Our Dental Blog

Should It Hurt to Brush My Teeth?

September 18, 2017
tooth pain

There are certain actions in your mouth that should not cause pain. When they do cause pain, you should mention it to your dentist. Brushing your teeth should not hurt. Flossing your teeth should not hurt. Biting and chewing should not hurt. If any of these actions cause pain in your mouth, call your dentist. Sometimes we want to “tough it out” when it comes to talking to someone else about pain, but with dental issues, waiting is rarely a good option. Oral diseases like tooth decay and gum disease are progressive, which means they will get worse until they are treated.

Pain When Brushing or Flossing

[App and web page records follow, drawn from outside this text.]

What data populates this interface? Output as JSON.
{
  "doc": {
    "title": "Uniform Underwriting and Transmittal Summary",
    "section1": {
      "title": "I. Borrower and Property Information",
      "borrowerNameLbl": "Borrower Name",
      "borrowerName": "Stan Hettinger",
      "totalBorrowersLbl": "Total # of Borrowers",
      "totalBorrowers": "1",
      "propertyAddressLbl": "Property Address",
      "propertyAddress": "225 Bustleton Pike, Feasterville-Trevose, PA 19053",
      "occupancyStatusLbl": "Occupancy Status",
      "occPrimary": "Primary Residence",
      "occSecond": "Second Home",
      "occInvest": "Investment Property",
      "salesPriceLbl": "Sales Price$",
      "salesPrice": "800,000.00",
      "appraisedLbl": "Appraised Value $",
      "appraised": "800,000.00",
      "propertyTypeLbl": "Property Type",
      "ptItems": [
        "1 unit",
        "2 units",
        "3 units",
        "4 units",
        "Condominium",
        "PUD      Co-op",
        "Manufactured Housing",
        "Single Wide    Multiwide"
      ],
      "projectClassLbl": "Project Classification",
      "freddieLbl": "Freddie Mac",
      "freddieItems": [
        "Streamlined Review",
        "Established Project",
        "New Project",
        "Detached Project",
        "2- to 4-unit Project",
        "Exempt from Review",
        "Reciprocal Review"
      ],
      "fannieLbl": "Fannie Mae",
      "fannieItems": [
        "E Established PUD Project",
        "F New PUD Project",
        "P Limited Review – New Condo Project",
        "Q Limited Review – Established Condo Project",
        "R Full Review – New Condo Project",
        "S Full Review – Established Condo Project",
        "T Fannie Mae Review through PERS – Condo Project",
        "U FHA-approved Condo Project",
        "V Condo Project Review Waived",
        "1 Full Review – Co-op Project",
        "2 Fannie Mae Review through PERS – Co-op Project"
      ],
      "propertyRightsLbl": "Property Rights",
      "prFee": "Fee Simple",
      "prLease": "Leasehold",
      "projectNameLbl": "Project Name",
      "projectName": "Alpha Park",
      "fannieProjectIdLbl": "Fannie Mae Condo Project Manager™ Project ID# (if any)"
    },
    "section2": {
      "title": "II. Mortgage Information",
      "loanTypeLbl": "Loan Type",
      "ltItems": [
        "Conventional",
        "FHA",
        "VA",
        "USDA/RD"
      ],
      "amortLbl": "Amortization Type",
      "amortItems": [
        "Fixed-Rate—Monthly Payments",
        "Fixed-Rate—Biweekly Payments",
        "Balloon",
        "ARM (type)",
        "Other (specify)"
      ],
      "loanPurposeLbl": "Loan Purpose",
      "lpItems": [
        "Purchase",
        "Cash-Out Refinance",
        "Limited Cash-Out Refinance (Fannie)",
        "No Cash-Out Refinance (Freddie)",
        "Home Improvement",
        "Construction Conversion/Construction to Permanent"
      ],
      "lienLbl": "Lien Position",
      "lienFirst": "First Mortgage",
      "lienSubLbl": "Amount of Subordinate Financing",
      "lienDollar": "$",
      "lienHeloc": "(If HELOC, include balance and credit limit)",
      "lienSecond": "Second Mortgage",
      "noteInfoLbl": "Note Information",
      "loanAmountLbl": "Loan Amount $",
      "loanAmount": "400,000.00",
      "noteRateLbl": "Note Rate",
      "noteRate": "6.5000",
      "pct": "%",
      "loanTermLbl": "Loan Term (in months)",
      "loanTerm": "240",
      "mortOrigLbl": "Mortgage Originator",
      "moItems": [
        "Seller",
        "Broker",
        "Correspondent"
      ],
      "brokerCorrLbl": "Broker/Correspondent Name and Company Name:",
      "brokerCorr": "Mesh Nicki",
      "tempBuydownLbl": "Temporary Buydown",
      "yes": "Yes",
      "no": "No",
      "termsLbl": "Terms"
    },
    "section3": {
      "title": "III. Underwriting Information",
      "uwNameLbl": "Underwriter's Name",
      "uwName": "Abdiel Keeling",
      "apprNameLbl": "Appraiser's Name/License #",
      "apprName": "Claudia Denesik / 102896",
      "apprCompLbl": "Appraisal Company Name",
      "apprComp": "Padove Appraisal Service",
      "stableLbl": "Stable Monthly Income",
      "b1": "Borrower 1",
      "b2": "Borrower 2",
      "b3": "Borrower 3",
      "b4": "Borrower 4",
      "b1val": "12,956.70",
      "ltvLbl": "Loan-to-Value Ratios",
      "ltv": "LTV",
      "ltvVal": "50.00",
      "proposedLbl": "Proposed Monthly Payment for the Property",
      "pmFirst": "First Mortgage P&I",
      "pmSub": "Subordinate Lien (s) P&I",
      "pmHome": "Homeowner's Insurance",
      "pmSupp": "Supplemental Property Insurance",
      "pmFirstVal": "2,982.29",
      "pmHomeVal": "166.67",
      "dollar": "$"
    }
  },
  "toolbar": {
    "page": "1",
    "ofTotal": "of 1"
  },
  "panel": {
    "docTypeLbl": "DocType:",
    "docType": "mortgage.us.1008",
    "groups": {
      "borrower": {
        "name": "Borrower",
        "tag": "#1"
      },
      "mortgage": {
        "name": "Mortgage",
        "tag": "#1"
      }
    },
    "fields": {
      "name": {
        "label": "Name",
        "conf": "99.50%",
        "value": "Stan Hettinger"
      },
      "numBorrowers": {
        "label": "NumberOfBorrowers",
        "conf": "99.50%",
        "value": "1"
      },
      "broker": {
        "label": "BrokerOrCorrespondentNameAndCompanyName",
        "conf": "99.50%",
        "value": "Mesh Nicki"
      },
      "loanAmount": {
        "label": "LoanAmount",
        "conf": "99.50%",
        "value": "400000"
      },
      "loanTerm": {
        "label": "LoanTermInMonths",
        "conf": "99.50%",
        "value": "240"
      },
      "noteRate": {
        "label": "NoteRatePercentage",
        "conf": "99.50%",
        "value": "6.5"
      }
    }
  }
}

If it hurts when you brush or floss, you may be doing it more aggressively. If you have toned down how hard you are doing it or if you feel like you have a good technique, the pain may be coming from sensitivity in the teeth or gums. Pinpoint if the pain is at one location of your mouth or all around, and consult your dentist. Bleeding when you brush or floss may be a sign of gingivitis, an early form of gum disease. When treated early enough, gum disease can be reversed with a deep cleaning. If left to progress, it can lead to receding gums, tooth loss, and even health risks like diabetes or heart disease.

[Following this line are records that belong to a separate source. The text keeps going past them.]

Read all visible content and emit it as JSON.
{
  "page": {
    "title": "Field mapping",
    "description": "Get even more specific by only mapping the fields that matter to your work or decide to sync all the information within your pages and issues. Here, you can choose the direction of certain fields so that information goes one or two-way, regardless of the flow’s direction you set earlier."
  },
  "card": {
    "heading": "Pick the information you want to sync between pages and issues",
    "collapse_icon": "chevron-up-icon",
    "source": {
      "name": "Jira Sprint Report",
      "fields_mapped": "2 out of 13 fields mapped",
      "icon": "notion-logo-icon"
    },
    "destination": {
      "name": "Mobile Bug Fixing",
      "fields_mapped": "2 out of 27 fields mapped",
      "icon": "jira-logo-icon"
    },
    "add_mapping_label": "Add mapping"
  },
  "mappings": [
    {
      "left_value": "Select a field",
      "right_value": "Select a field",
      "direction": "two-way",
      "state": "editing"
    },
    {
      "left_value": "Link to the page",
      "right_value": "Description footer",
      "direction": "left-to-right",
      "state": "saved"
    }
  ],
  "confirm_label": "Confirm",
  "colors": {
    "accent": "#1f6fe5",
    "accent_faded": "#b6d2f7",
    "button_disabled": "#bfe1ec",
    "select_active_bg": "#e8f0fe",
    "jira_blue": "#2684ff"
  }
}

It Hurts to Chew or Bite

Unless you have bitten into something that jabbed your cheek, pain, when you bite or chew, is usually a sign of a problem with your mouth’s health. Your teeth may be sensitive. Sensitive teeth can be caused by bruxism or teeth grinding. Grinding your teeth can cause tiny cracks in the enamel that can lead to sensitivity. It can also lead to tooth decay, so early treatment is best. Pain, when you chew, may also be caused by a cavity or an infected tooth. In either case, treating a problem tooth is the best way to save the teeth and protect the health of the rest of your mouth.

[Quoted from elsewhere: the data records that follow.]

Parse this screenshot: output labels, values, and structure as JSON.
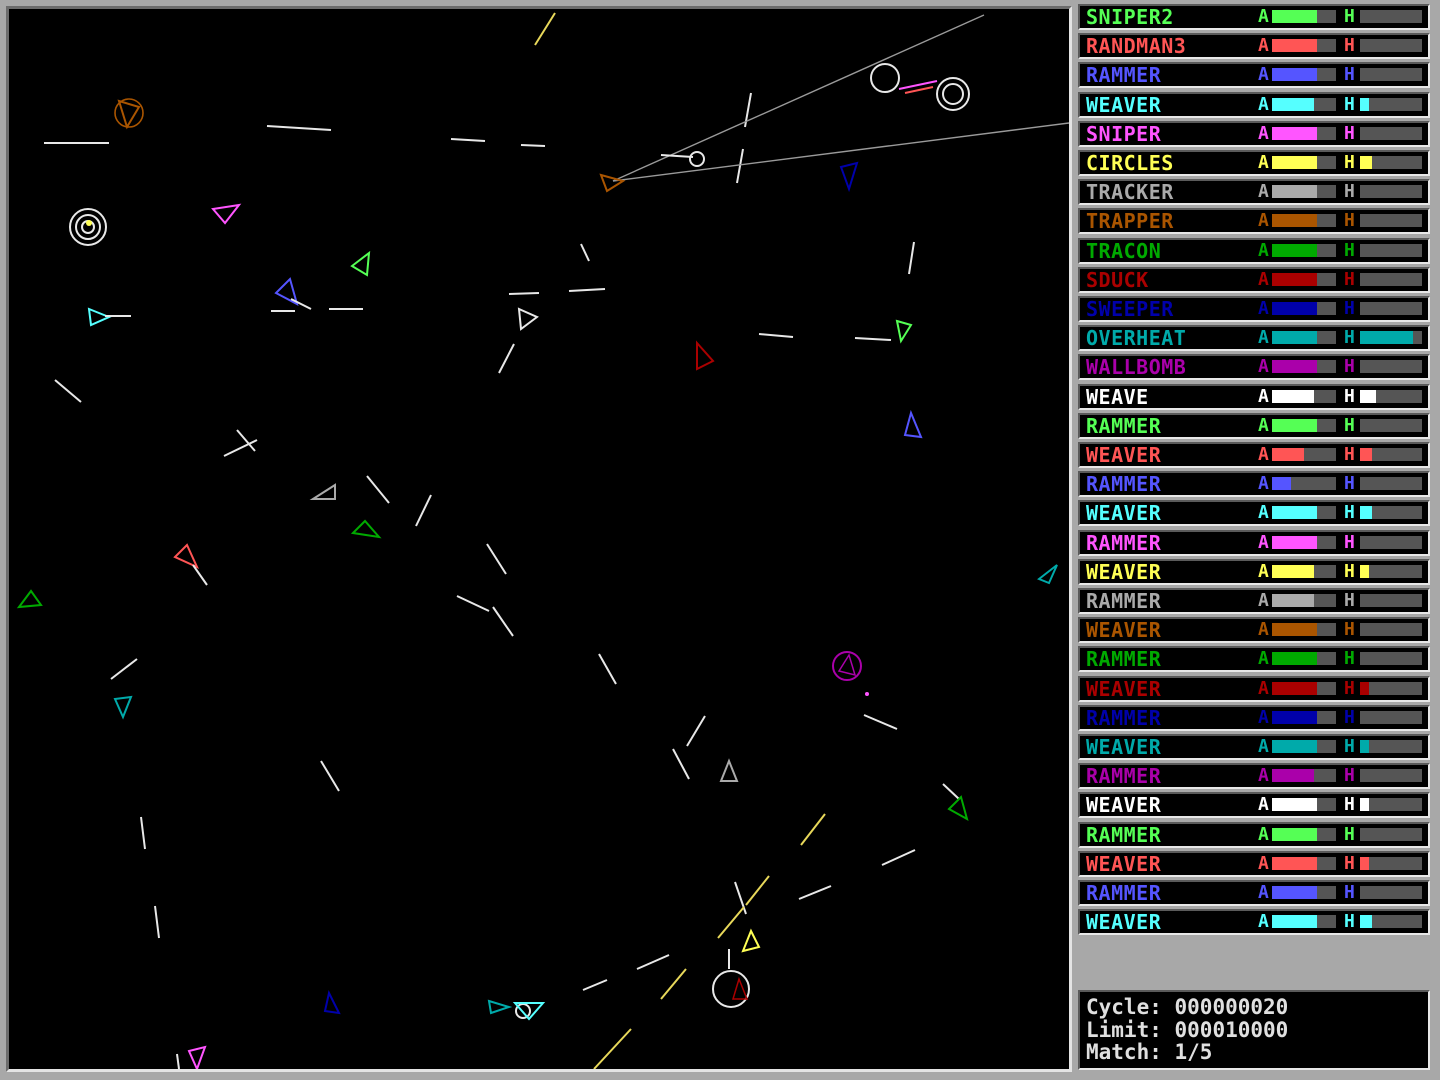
{
  "robots": [
    {
      "name": "SNIPER2",
      "color": "#55ff55",
      "armor": 0.7,
      "heat": 0.0,
      "label_a": "A",
      "label_h": "H"
    },
    {
      "name": "RANDMAN3",
      "color": "#ff5555",
      "armor": 0.7,
      "heat": 0.0,
      "label_a": "A",
      "label_h": "H"
    },
    {
      "name": "RAMMER",
      "color": "#5555ff",
      "armor": 0.7,
      "heat": 0.0,
      "label_a": "A",
      "label_h": "H"
    },
    {
      "name": "WEAVER",
      "color": "#55ffff",
      "armor": 0.65,
      "heat": 0.15,
      "label_a": "A",
      "label_h": "H"
    },
    {
      "name": "SNIPER",
      "color": "#ff55ff",
      "armor": 0.7,
      "heat": 0.0,
      "label_a": "A",
      "label_h": "H"
    },
    {
      "name": "CIRCLES",
      "color": "#ffff55",
      "armor": 0.7,
      "heat": 0.2,
      "label_a": "A",
      "label_h": "H"
    },
    {
      "name": "TRACKER",
      "color": "#aaaaaa",
      "armor": 0.7,
      "heat": 0.0,
      "label_a": "A",
      "label_h": "H"
    },
    {
      "name": "TRAPPER",
      "color": "#aa5500",
      "armor": 0.7,
      "heat": 0.0,
      "label_a": "A",
      "label_h": "H"
    },
    {
      "name": "TRACON",
      "color": "#00aa00",
      "armor": 0.7,
      "heat": 0.0,
      "label_a": "A",
      "label_h": "H"
    },
    {
      "name": "SDUCK",
      "color": "#aa0000",
      "armor": 0.7,
      "heat": 0.0,
      "label_a": "A",
      "label_h": "H"
    },
    {
      "name": "SWEEPER",
      "color": "#0000aa",
      "armor": 0.7,
      "heat": 0.0,
      "label_a": "A",
      "label_h": "H"
    },
    {
      "name": "OVERHEAT",
      "color": "#00aaaa",
      "armor": 0.7,
      "heat": 0.85,
      "label_a": "A",
      "label_h": "H"
    },
    {
      "name": "WALLBOMB",
      "color": "#aa00aa",
      "armor": 0.7,
      "heat": 0.0,
      "label_a": "A",
      "label_h": "H"
    },
    {
      "name": "WEAVE",
      "color": "#ffffff",
      "armor": 0.65,
      "heat": 0.25,
      "label_a": "A",
      "label_h": "H"
    },
    {
      "name": "RAMMER",
      "color": "#55ff55",
      "armor": 0.7,
      "heat": 0.0,
      "label_a": "A",
      "label_h": "H"
    },
    {
      "name": "WEAVER",
      "color": "#ff5555",
      "armor": 0.5,
      "heat": 0.2,
      "label_a": "A",
      "label_h": "H"
    },
    {
      "name": "RAMMER",
      "color": "#5555ff",
      "armor": 0.3,
      "heat": 0.0,
      "label_a": "A",
      "label_h": "H"
    },
    {
      "name": "WEAVER",
      "color": "#55ffff",
      "armor": 0.7,
      "heat": 0.2,
      "label_a": "A",
      "label_h": "H"
    },
    {
      "name": "RAMMER",
      "color": "#ff55ff",
      "armor": 0.7,
      "heat": 0.0,
      "label_a": "A",
      "label_h": "H"
    },
    {
      "name": "WEAVER",
      "color": "#ffff55",
      "armor": 0.65,
      "heat": 0.15,
      "label_a": "A",
      "label_h": "H"
    },
    {
      "name": "RAMMER",
      "color": "#aaaaaa",
      "armor": 0.65,
      "heat": 0.0,
      "label_a": "A",
      "label_h": "H"
    },
    {
      "name": "WEAVER",
      "color": "#aa5500",
      "armor": 0.7,
      "heat": 0.0,
      "label_a": "A",
      "label_h": "H"
    },
    {
      "name": "RAMMER",
      "color": "#00aa00",
      "armor": 0.7,
      "heat": 0.0,
      "label_a": "A",
      "label_h": "H"
    },
    {
      "name": "WEAVER",
      "color": "#aa0000",
      "armor": 0.7,
      "heat": 0.15,
      "label_a": "A",
      "label_h": "H"
    },
    {
      "name": "RAMMER",
      "color": "#0000aa",
      "armor": 0.7,
      "heat": 0.0,
      "label_a": "A",
      "label_h": "H"
    },
    {
      "name": "WEAVER",
      "color": "#00aaaa",
      "armor": 0.7,
      "heat": 0.15,
      "label_a": "A",
      "label_h": "H"
    },
    {
      "name": "RAMMER",
      "color": "#aa00aa",
      "armor": 0.65,
      "heat": 0.0,
      "label_a": "A",
      "label_h": "H"
    },
    {
      "name": "WEAVER",
      "color": "#ffffff",
      "armor": 0.7,
      "heat": 0.15,
      "label_a": "A",
      "label_h": "H"
    },
    {
      "name": "RAMMER",
      "color": "#55ff55",
      "armor": 0.7,
      "heat": 0.0,
      "label_a": "A",
      "label_h": "H"
    },
    {
      "name": "WEAVER",
      "color": "#ff5555",
      "armor": 0.7,
      "heat": 0.15,
      "label_a": "A",
      "label_h": "H"
    },
    {
      "name": "RAMMER",
      "color": "#5555ff",
      "armor": 0.7,
      "heat": 0.0,
      "label_a": "A",
      "label_h": "H"
    },
    {
      "name": "WEAVER",
      "color": "#55ffff",
      "armor": 0.7,
      "heat": 0.2,
      "label_a": "A",
      "label_h": "H"
    }
  ],
  "status": {
    "cycle_label": "Cycle:",
    "cycle_value": "000000020",
    "limit_label": "Limit:",
    "limit_value": "000010000",
    "match_label": "Match:",
    "match_value": "1/5"
  }
}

Talk to Your Dentist About Your Tooth Pain

Pain in your mouth is not normal. To schedule a consultation, call Cosmetic & Implant Dentistry of Kansas City, MO, today at 816-427-4018.